7 of 11Image
This shot showcases the Noctua NH-C14 heatsink and its six heatpipes with dual 140mm fans, which are very quiet in operation. The system includes two sets of cables that slow the fans' spin speed from 1,200rpm to 900rpm or 700rpm. This promotes quietness, and a 140mm fan shifts a lot of air — 110.3 m3/hr at 1,200rpm, 83.7 m3/hr at 900rpm and 71.2 m3/hr at the slowest 700rpm setting. We used the 900rpm setting and the CPU temperature hardly shifted from 33 degrees C. Despite the overhang of the fans, we managed to install memory modules with the heatsink installed, although you could probably take the lower fan off to make DIMM installation a bit easier, as well providing greater noise reduction while retaining plenty of thermal headroom.

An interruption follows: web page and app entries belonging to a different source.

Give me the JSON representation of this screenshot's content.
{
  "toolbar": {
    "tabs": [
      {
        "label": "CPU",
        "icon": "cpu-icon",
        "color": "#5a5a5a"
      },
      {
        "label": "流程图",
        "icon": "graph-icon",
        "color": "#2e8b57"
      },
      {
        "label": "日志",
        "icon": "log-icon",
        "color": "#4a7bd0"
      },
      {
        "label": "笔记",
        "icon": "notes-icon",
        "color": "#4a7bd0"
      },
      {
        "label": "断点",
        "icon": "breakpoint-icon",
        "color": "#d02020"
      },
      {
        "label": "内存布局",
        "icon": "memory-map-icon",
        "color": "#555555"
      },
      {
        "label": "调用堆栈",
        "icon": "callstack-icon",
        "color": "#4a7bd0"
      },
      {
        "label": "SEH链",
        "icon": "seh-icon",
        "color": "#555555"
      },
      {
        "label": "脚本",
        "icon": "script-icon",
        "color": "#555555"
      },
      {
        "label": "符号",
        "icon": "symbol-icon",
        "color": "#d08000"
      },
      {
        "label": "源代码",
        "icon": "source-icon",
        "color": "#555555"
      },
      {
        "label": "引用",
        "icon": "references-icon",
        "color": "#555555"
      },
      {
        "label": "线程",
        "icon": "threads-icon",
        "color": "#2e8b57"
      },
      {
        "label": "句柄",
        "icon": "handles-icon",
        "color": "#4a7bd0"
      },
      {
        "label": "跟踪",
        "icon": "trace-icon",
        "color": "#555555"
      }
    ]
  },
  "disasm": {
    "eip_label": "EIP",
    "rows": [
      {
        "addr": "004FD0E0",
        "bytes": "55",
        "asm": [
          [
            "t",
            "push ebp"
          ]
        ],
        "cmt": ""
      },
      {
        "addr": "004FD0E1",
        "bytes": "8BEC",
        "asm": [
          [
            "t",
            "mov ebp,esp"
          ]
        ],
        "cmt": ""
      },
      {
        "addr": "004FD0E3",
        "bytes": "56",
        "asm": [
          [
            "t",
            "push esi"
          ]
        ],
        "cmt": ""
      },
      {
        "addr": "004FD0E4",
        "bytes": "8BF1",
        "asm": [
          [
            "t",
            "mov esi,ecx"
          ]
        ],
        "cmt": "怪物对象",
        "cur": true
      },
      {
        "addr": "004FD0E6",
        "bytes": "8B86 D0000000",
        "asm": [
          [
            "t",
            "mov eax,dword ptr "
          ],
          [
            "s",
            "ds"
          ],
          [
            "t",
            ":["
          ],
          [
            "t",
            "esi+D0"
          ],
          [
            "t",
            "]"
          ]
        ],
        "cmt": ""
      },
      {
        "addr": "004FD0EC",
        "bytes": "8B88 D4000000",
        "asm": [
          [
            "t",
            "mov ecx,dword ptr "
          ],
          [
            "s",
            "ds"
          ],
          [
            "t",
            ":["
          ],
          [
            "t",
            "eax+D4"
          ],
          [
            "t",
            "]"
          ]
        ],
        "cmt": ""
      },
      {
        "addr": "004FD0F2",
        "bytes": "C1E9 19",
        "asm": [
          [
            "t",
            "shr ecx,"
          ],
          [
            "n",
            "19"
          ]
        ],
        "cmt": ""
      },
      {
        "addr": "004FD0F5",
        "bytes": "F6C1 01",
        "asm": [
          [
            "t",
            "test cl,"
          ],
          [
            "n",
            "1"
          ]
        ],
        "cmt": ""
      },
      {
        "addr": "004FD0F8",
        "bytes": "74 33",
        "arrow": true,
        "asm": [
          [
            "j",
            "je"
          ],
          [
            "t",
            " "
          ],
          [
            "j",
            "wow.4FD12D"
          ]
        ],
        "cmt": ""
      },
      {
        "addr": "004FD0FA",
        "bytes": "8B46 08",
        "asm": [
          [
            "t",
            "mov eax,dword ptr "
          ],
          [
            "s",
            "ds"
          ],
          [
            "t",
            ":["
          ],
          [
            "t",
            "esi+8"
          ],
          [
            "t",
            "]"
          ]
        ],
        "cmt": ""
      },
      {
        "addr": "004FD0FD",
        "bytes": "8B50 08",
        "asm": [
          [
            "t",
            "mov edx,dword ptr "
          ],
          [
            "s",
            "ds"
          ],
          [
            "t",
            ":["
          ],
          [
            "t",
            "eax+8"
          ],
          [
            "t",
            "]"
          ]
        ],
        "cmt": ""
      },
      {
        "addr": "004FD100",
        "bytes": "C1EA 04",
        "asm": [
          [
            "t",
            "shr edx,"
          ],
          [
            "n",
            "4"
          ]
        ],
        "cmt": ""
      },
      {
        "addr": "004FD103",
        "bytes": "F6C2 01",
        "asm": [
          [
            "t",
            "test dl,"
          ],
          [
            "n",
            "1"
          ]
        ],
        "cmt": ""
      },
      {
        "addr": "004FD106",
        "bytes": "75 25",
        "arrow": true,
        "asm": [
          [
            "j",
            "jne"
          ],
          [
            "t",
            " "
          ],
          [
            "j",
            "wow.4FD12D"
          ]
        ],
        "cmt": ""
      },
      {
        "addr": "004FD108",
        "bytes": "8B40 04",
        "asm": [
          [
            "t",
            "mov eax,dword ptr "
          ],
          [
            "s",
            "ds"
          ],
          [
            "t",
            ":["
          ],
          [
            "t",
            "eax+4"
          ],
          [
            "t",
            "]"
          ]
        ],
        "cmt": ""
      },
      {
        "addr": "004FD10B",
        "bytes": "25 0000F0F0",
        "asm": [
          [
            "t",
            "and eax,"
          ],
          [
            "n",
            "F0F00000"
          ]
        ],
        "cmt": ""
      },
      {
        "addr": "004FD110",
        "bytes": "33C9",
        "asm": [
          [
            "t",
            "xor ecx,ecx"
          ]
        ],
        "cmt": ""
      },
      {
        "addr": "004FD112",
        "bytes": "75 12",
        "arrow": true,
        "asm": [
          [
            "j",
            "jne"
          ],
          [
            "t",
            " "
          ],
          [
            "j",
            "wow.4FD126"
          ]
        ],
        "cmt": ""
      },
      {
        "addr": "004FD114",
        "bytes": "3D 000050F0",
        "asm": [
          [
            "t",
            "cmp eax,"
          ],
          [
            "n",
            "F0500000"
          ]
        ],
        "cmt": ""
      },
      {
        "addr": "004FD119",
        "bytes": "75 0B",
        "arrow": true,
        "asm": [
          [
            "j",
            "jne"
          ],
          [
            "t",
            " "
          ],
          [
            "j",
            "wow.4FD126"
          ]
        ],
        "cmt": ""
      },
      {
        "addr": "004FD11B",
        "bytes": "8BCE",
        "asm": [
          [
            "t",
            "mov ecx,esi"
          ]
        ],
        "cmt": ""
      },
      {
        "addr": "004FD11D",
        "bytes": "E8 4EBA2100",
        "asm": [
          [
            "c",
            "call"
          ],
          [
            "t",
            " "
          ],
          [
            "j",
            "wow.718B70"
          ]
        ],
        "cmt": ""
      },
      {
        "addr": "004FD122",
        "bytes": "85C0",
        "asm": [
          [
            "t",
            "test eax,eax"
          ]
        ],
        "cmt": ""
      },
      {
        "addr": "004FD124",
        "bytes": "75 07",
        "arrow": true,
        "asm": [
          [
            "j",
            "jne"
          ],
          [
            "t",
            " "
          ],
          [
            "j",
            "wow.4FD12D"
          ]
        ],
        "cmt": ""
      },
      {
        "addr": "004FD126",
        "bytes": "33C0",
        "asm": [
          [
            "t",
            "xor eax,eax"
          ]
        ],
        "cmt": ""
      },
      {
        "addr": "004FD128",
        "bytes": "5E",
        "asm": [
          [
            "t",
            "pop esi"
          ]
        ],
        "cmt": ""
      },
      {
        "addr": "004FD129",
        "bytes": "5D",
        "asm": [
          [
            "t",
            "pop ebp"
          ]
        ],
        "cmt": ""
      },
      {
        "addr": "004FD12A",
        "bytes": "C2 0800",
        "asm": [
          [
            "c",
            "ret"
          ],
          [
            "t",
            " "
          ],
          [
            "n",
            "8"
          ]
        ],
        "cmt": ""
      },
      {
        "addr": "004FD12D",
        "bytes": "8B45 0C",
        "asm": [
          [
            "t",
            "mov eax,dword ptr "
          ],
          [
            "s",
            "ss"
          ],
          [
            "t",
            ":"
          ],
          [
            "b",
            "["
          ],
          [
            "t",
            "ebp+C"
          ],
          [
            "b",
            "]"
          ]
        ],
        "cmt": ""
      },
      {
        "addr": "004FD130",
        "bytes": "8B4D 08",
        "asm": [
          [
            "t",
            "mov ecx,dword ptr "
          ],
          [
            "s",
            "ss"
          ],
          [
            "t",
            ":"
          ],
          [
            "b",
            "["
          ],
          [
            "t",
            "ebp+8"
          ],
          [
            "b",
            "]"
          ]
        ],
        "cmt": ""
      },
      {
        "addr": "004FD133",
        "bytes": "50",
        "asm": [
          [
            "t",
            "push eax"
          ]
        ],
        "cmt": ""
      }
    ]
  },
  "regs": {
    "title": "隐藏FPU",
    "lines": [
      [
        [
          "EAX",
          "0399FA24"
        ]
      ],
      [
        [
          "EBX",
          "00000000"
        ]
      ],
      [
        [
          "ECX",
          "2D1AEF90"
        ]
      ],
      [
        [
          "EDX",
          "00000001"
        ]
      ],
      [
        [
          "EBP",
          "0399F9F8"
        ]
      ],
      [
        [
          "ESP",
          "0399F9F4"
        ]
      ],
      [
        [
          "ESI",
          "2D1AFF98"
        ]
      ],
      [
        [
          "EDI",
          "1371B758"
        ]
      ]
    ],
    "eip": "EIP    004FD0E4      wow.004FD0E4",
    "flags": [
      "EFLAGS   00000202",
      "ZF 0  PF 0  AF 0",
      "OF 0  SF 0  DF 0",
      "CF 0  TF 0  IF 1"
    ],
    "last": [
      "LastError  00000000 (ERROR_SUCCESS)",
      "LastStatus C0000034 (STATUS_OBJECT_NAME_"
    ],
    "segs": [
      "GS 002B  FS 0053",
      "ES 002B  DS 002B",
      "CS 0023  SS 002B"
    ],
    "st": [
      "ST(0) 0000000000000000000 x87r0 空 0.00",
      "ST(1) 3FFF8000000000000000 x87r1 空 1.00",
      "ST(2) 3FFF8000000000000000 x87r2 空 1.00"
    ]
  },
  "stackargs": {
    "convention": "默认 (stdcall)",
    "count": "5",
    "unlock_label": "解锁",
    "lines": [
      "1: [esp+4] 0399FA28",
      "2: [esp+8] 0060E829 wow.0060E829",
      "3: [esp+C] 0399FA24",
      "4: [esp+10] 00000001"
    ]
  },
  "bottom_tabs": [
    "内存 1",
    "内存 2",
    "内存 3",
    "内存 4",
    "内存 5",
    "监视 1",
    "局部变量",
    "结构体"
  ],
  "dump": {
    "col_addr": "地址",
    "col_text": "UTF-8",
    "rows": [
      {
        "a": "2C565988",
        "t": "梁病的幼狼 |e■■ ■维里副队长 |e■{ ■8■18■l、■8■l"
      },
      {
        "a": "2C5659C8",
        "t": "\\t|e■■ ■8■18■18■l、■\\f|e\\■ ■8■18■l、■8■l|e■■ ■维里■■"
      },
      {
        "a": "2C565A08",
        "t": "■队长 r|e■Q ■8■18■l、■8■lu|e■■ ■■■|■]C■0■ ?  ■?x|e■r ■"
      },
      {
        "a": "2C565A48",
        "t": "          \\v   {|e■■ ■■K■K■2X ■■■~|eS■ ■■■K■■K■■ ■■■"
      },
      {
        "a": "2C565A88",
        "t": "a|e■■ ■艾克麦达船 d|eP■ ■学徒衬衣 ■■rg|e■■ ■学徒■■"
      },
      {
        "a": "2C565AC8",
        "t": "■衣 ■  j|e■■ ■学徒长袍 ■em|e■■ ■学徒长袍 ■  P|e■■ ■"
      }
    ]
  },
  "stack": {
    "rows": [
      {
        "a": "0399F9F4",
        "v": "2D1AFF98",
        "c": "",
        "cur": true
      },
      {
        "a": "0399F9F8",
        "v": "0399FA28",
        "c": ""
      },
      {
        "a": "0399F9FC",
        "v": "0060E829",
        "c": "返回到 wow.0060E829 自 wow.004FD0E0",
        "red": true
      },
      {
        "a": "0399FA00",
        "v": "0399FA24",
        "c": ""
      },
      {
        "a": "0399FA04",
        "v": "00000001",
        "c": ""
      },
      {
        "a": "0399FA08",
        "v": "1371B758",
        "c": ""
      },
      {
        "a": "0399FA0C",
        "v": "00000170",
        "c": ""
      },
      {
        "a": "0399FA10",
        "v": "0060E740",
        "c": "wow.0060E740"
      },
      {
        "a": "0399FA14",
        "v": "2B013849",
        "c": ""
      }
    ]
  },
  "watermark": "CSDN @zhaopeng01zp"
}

The Fractal Design Define R3 tower case has a clean appearance that carries through to the internals. The bulk of the inside is finished in black, but the eight drive bays are fitted with white slide-out trays that make it simple to swap drives in and out. This diminutive 80GB Intel X25-M SSD, secured using the supplied thumbscrews, looks a bit lost in all that space.
With the motherboard installed in the case and everything up and running, this machine is a riot of light. The Ballistix DIMMs include red LEDs (we didn't notice that when specifying them), and right next to them is a pair of seven-segment diagnostic panels. Cables are kept to a minimum thanks to the Scythe Stronger PSU's plug-in cable sets, so you only install as many sets as you need; this avoids having lots of redundant cabling to tidy away and potentially block the airflow. The green reflections off the top of the PSU casing will be explained later. One thing this photo doesn't show is that the fan on the Sweex-built graphics card was the noisiest component by far.